By Lisa Flam
Markwayne Mullin had just been elected to Congress when the father of three began another, even more important journey that would change his life. He met the twin toddlers, distant cousins, who would one day join his family as his daughters.
It was the fall of 2012, and he and his wife were already parents to three young kids. Their hectic life, filled with work and family, was about to get a whole lot busier with his new job in Washington.
When the twins paid a visit to the Mullin home, on a 1,000-acre horse and cattle farm in Westville, Oklahoma, to celebrate their second birthday a few weeks after the election, Markwayne was struck by the way his wife, Christie, and their kids took to the little ones.
And he sensed what was coming: Christie would suggest they adopt the girls, born to her distant teenage cousin.
"It wasn't a good situation," Markwayne said.
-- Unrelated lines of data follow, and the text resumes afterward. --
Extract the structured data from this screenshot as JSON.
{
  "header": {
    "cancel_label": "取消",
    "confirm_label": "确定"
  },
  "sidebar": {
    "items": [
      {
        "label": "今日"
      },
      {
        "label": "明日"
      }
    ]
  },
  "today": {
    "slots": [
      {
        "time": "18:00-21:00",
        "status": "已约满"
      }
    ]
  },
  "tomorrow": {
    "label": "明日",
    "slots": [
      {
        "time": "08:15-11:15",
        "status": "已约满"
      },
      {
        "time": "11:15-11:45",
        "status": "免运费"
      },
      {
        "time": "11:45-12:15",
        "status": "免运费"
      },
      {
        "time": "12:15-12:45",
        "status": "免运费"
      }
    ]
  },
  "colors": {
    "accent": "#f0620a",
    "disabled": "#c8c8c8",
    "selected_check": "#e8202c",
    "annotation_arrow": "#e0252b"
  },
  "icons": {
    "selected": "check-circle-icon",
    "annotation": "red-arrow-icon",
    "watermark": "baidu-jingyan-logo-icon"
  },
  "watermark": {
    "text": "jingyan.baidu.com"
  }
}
The girls were separated as infants and being raised lovingly but apart, tended by Christie's aging great aunts.